The majority of New Zealand's population (around 68 percent) are descended from European immigrants, including from Great Britain, the Netherlands, Germany, Italy, Poland and Ireland. These New Zealanders of European descent are called Pākehā, the name the Maoris used for the settlers who came to New Zealand in the 18th century. The Maoris make up about 15 percent of the population. The remaining 17 percent of New Zealand's population is made up of Asians and people from the surrounding islands of Micronesia, Polynesia, and Melanesia.

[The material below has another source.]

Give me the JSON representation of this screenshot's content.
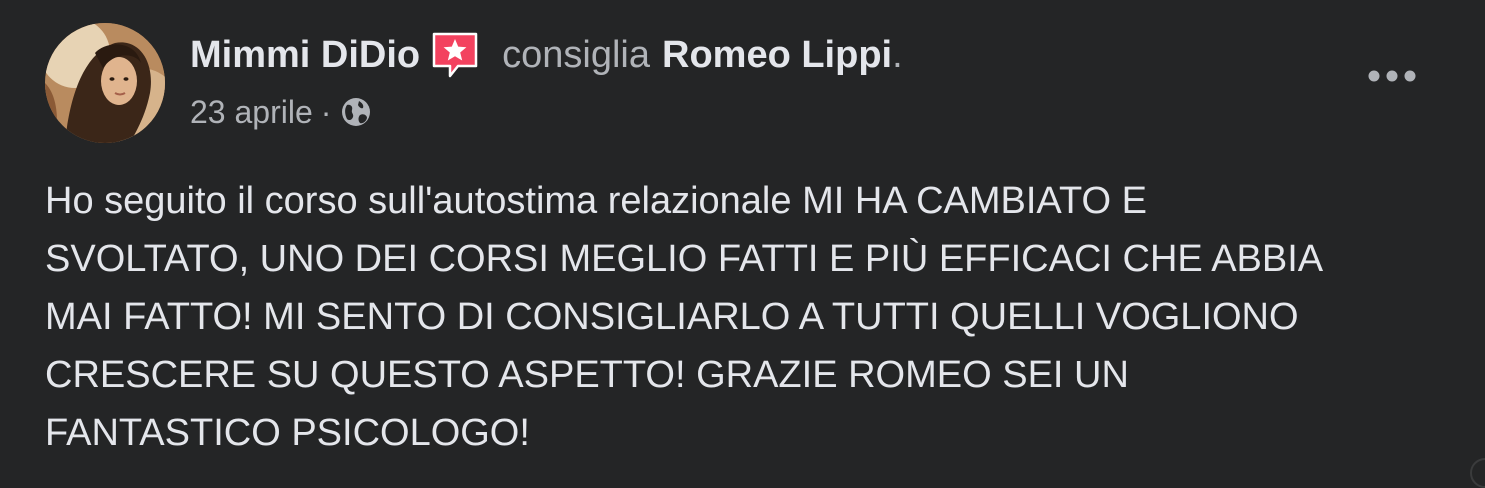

The most widespread religion in New Zealand is Protestant Christianity. The Anglican Church is the largest, followed by the Presbyterian and Catholic Churches. However, the number of Christians in New Zealand is declining. Compared to other countries, New Zealand has a large number of people who claim to be non-religious.

The culture of New Zealand is a combination of the culture of the European immigrants and the culture of the Maori. English is the most widely used language and English is also used in administration and legislation, but only Maori (Te Reo Maori) and New Zealand Sign Language are the official languages ​​in New Zealand. The written version of the Maori was originally only used by older Maoris and in ceremonies. Nowadays, the language is given more attention. For example, it is taught in schools and a Maori television channel has been created to promote its use and prevent the language from becoming extinct.

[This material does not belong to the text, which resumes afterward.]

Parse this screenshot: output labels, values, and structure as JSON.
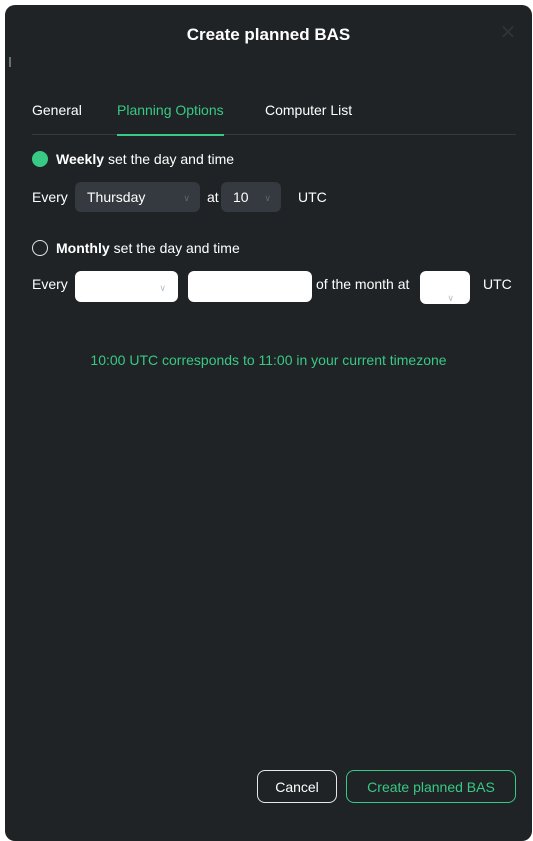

The Maoris are known as an artistically gifted people with a strong connection to nature. The traditional dance of the Maori is the haka, a ceremony in which they invoke the gods. The dance is still practiced on various occasions such as weddings and funerals, but also at sporting events. In addition, the Maori are known for their wood and stone sculptures.


The New Zealand currency is the New Zealand dollar. A New Zealand dollar is currently worth around € 0.55. German, Austrian and Swiss bank cards with the Cirrus or Maestro logo are generally accepted in New Zealand. Euros can be exchanged at banks and exchange offices, but it is usually cheaper to use a bank card to withdraw money from an ATM. It is also possible to withdraw cash with a credit card, but there are often high fees for this. Nevertheless, it is advisable to take a credit card with you to be on the safe side, in case the bank card is not accepted. Please also note that many banks block the use of debit cards outside of Europe by default for security reasons. The possibility of using it outside of Europe can usually be regulated on the bank's website.

It is not customary to tip in New Zealand, not even in restaurants or bars. If the service is very good, a small tip of up to 10 percent is sometimes given.

Visa (NZeTA)

Since October 1, 2019, German, Austrian and Swiss travelers have to apply for an NZeTA (New Zealand electronic Travel Authority) before they leave for New Zealand. The NZeTA visa is valid for two years and can be used for multiple trips. Each individual visit to New Zealand can last up to 3 months.

Leisure and business travelers whose trip qualifies for use can easily apply for the NZeTA online and do not need to apply for a special visa. The NZeTA visa is applied for in a few minutes using the online form. You can pay the costs safely and easily with Sofortüberweisung, Giropay, eps transfer, credit card or PayPal. After the costs have been paid, you will usually receive the visa by email within 5 working days.

When applying for a New Zealand visa (NZeTA), a tourist tax, a kind of visitor's tax, must be paid in addition to the cost of the visa itself. This levy will International Visitor Conservation and Tourism Levy (IVL) and is used to conserve and protect nature, improve infrastructure and expand the tourism industry in New Zealand. If a visa application is submitted to, the fee for the IVL is already included in the cost of the visa.
Apply for a New Zealand visa now

Safety and health

Security risk
New Zealand is one of the safest countries in the world with a stable political system and few violent crimes. Terrorist attacks were carried out on two mosques in 2019, leaving numerous dead and injured. Since then, security has been tightened and the authorities have developed a system to indicate the level of terrorist threat. The security risks are currently comparable to those in Germany. The recommendation is to keep valuable documents in a safe place and not to leave valuables unattended.

The greatest dangers are in nature, because the weather in the country can change very quickly. When hiking, even on short hikes in the mountains and in remote areas, always take warm clothing, water, food and sunscreen with you. Cell phones have no reception in certain (remote) areas of New Zealand. New Zealand is also in an area prone to earthquakes and tropical storms or cyclones. In addition, there are active volcanoes in the country. The 2019 volcanic eruption on White Island killed 19 people. Keep an eye on the local media for the latest weather forecast.

No additional vaccinations or prophylactic medication are recommended for holidays or business trips to New Zealand.